I read in your literature that the Trine Baptismal formula stated by Jesus in Matt. 28:19 may not be authentic text. What is your authority for this statement?


Although its authenticity has been questioned by many serious students of Scripture, the so-called Trine Baptismal Formula, (“in the name of the Father, and of the Son, and of the Holy Spirit”) does appear in the common manuscripts from which the New Testament is translated. However “it must be remembered that the best manuscripts both of the African Old Latin and of the Old Syriac versions are defective at this point” (“baptism” Hastings Encyclopedia of Religion and Ethics).

This same entry mentions that some of the earliest church fathers (e.g. Eusebius and Justin Martyr) who quoted this passage of Scripture were not familiar with the Trine Formula; a fact which suggests strongly that the Trine Formula may have been added at a later date.

This is not conclusive evidence of itself, but it supports what we find in the rest of the New Testament, where no mention is made of the Trine Formula or of the Trinity in any form. “On the whole, then, the evidence of literary criticism is against the historical character of the traditional text of Matthew 28:19”” (Hastings).

The Apostles were sent out to preach in the name of the Lord. Besides Matthew 28:19 the New Testament knows only baptism in the name of Jesus (see Acts 2:38; 8:16; 19:4; Gal. 2:27; Rom. 6:3; 1 Cor. 1:13-15). Even if the Apostles did use the “trine formula” it does not say that the three are one being or one organism, nor does it lend any credence to the common belief in the Trinity. The Apostles often spoke of the Father and the Son, but distinguished them as two separate entities. They speak of God and the Son. The Holy Spirit was also distinct, being a power which was “given” and which they “received.” (see Acts1:7-9; John 7:39).

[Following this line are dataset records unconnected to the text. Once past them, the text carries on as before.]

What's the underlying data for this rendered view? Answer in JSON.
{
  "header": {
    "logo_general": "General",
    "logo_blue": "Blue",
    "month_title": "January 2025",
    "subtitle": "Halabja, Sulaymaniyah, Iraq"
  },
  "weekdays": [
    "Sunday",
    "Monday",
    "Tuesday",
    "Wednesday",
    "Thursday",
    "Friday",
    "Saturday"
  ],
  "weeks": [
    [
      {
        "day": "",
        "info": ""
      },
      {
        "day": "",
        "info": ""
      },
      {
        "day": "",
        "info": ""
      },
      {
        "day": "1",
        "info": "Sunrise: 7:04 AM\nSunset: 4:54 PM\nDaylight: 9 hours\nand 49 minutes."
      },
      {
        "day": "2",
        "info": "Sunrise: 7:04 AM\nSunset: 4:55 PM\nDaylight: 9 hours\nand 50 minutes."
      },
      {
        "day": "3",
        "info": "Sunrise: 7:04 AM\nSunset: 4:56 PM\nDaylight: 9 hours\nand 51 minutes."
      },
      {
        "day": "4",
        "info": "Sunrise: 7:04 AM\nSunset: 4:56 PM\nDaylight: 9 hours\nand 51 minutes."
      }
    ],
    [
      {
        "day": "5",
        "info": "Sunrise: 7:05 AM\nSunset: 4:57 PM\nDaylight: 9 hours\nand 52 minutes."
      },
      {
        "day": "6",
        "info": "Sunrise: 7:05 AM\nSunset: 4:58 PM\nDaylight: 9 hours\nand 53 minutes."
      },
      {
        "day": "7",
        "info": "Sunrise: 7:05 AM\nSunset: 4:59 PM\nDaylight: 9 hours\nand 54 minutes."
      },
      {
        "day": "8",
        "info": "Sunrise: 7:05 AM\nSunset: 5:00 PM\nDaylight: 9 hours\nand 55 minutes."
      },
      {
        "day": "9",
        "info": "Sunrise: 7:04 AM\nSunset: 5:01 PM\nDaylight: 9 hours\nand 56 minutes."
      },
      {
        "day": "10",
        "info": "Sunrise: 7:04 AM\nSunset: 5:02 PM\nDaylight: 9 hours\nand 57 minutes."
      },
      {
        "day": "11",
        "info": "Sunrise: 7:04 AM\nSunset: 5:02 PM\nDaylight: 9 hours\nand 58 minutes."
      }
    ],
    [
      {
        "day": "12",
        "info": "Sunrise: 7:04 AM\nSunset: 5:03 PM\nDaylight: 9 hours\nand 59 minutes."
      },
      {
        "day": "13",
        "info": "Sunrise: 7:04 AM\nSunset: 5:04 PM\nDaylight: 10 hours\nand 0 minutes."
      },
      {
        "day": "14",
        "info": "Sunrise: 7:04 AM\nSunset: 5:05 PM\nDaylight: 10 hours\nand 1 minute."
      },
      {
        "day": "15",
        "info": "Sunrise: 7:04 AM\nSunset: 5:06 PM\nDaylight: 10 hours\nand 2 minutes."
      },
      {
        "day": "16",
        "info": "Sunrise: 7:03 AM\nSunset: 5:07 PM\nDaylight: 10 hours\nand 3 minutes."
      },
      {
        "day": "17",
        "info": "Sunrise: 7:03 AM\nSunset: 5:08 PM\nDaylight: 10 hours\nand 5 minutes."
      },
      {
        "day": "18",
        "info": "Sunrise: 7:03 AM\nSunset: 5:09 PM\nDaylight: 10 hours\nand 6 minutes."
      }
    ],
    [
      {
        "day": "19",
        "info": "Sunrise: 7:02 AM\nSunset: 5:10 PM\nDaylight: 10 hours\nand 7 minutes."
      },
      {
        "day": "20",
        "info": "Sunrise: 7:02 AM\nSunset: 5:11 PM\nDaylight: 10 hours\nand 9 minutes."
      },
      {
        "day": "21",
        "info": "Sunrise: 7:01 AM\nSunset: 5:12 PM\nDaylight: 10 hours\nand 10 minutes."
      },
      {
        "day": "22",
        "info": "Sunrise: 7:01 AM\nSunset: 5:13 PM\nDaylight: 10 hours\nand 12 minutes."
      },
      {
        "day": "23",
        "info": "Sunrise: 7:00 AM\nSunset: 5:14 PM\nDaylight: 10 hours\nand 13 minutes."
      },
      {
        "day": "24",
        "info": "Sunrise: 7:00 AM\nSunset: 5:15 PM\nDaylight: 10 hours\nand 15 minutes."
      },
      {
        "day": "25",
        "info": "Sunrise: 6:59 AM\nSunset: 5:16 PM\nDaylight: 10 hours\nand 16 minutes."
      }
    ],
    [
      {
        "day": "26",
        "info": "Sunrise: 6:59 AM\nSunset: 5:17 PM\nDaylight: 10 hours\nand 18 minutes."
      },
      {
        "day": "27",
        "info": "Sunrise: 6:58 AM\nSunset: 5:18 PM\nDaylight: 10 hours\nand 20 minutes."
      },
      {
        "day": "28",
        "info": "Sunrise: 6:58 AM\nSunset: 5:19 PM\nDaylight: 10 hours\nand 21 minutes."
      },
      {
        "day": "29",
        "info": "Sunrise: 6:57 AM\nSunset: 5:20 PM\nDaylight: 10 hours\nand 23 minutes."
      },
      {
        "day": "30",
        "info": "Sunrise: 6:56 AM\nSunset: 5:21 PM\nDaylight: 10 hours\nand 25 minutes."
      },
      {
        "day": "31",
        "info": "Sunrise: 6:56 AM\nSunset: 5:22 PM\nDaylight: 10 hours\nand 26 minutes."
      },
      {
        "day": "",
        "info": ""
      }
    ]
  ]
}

If Jesus’ command in Matthew 28:19 was intended to extol the godhead in its association with baptism, Paul totally missed the point or flagrantly disobeyed (either of which seems entirely unlikely) for there is no evidence he complied with the command. Being the apostle to the Gentiles, he was showing the deeper meaning of baptism: the death to sin and sinful tendencies which each believer must complete.